He owns a 12-acre oceanfront estate in coastal Georgetown, valued by the town at $3.4 million, and he once had 10 acres of the property in a state tax-break program aimed at protecting commercial forestries, even though a deed restriction largely prohibits timber harvesting on his property.

Poliquin’s was cited in a 2009 state report as an example of “problematic enrollment.” He wasn’t penalized and broke no law, but he pulled out of that program in 2012 and was paying the full share of taxes on the rest of the property. — Michael Shepherd

Quick hits

  • Does Trump have a path to victory through Maine? The New York Times noodled on potential Electoral College maps making for a Trump victory, with one having the one elector from Maine’s 2nd District pulling him to a 270-268 victory over Clinton. To do that, he’d have to lose Pennsylvania and win five other swing states, so the map is unlikely. But polling has shown that Trump could have an edge in the 2nd District, even though Maine has never split its presidential vote.
  • House Speaker Mark Eves continues his listening tour on aging issues with a stop in Harpswell on Wednesday. The outgoing Democrat from North Berwick will visit the Elijah Kellogg Church from 6:30 p.m. to 8 p.m. tonight. He has stopped previously in Auburn and Kennebunk on the tour, which looks tailor-made to elevate his political profile and counter Gov. Paul LePage.
  • Speaking of LePage, his South Paris town hall is tonight from 6 p.m. to 8 p.m. at Oxford Hills Comprehensive High School.

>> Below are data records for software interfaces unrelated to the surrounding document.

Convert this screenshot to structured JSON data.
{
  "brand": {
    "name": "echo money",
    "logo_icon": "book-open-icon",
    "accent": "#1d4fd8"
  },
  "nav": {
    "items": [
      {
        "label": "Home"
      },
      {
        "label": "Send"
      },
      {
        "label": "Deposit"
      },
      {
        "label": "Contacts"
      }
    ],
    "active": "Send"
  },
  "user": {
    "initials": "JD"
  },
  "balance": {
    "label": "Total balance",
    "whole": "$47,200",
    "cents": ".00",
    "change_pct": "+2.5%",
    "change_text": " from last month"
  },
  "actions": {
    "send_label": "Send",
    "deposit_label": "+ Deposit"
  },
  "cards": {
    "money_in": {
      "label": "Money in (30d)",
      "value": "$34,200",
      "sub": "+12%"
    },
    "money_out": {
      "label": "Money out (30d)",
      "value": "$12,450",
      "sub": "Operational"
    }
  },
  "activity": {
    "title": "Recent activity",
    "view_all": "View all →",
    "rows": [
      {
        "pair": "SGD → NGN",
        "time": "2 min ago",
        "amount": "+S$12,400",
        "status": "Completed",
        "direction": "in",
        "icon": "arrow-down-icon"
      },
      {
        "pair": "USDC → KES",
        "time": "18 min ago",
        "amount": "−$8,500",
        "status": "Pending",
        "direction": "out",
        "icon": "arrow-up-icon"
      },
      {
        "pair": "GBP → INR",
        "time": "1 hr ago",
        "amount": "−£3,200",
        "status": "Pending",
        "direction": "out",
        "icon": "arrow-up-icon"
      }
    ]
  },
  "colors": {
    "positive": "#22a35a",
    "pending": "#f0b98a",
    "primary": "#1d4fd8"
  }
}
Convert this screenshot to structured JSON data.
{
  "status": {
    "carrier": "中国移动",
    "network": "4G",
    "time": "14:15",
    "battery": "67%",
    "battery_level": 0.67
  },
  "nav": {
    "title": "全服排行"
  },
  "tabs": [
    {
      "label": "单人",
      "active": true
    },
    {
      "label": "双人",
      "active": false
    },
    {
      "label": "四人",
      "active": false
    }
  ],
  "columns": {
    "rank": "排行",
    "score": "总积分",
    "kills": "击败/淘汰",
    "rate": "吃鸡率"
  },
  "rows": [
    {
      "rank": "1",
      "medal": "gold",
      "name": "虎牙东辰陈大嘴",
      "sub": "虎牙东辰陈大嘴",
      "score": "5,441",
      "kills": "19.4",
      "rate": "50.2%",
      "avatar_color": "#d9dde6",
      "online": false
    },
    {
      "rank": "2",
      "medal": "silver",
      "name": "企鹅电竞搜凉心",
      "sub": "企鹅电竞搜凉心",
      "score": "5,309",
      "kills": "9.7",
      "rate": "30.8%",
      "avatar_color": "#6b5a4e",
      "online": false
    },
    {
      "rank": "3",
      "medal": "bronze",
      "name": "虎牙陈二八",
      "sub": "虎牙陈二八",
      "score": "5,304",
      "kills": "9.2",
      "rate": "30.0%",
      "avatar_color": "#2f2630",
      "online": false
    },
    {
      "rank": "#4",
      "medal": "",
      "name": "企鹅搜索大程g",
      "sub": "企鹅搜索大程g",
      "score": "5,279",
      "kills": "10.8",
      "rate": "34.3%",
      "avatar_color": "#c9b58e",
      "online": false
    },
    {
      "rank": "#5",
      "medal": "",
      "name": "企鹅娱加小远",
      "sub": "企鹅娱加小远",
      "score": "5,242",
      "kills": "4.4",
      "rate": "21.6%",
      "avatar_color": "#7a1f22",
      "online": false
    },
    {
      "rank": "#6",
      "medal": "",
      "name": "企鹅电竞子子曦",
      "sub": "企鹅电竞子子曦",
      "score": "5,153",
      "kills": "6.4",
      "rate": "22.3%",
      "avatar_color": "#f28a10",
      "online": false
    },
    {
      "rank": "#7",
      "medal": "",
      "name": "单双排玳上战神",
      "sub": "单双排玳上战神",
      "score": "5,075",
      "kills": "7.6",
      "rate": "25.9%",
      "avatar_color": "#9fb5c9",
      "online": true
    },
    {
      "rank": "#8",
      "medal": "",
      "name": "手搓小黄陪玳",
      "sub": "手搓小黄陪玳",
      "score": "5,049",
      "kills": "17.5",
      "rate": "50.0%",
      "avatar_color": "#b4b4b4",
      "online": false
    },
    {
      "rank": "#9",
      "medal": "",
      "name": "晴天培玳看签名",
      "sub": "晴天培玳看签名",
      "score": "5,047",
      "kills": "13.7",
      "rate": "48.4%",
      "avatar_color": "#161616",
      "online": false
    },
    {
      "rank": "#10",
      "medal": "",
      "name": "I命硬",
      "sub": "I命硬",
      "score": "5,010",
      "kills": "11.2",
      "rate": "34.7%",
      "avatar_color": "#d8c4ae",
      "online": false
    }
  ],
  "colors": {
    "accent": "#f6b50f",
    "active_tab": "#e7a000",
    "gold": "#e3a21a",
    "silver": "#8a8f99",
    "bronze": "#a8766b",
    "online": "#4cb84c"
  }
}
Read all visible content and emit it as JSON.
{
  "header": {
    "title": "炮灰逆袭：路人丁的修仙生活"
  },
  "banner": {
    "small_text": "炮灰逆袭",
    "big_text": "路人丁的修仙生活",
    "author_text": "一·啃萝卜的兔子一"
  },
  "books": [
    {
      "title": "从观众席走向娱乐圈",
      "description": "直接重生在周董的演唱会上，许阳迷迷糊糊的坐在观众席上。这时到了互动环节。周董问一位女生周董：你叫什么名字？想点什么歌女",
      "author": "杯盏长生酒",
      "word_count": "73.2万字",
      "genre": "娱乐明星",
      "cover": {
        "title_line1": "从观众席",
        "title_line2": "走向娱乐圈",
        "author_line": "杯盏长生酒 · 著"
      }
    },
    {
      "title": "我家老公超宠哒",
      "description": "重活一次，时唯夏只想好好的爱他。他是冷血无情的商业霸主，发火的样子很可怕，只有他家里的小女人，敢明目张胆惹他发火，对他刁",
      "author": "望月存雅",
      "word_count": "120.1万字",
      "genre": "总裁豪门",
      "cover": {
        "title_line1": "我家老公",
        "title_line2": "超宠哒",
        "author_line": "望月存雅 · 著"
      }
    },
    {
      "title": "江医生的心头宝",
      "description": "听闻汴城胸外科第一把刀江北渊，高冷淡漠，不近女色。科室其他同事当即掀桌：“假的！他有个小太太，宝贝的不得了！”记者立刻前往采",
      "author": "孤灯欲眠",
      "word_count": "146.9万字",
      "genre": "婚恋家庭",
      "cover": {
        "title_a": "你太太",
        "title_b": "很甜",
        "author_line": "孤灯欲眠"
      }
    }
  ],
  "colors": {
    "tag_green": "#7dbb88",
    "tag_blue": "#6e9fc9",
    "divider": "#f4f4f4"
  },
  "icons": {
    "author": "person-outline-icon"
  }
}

Reading list

Best of Maine’s Craigslist

  • It’s too hot for this: A man in Portland’s West End was “looking to start the weekend with a cutie worth canoodlin’,” suggesting ordering some food and hanging out “in our skivvies” in the 92-degree heat. But my apartment has been too hot for human-to-human contact lately.
  • Preteen dream: “Did you mean to play footsie under the table with me at the party Sunday?” a Westbrook man asks. Probably not. Here’s your soundtrack.
  • Good misdirection: “LOOKING FOR STRIPPERS,” an ad blares. Unfortunately, it’s not as funny as I’d hoped — just a writer researching a story on strippers. — Michael Shepherd
Michael Shepherd

About Michael Shepherd

Michael Shepherd joined the Bangor Daily News in 2015 after covering state, federal and local issues for the Kennebec Journal for three years. He's a Hallowell native who now lives in Gardiner. He graduated from the University of Maine in 2012 and is a graduate student at the University of Southern Maine's Muskie School of Public Service.